------ Available data
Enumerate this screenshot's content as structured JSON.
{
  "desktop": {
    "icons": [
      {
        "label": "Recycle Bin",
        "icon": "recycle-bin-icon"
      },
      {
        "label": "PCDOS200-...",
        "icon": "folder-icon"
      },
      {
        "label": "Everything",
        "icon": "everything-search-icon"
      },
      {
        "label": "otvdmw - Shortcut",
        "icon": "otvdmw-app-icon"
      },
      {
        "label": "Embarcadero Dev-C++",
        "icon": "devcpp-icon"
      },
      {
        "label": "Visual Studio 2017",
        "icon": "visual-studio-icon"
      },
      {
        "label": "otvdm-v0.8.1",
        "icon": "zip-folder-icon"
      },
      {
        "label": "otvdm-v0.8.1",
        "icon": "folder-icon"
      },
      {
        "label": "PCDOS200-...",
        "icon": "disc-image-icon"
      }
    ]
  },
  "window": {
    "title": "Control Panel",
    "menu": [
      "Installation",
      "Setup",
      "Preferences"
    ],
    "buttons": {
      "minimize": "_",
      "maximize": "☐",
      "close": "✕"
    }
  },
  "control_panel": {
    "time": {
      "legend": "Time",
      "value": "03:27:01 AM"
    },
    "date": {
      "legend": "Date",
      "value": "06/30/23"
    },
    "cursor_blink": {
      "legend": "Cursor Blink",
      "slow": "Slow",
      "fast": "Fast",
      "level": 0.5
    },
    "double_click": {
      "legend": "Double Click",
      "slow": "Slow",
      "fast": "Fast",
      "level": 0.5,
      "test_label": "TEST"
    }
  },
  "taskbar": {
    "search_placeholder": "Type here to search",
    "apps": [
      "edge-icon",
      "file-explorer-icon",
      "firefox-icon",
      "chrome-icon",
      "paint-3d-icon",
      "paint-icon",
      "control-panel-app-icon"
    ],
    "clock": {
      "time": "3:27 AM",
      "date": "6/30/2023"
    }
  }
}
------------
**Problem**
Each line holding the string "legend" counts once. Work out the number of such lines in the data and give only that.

**Solution to this task**
4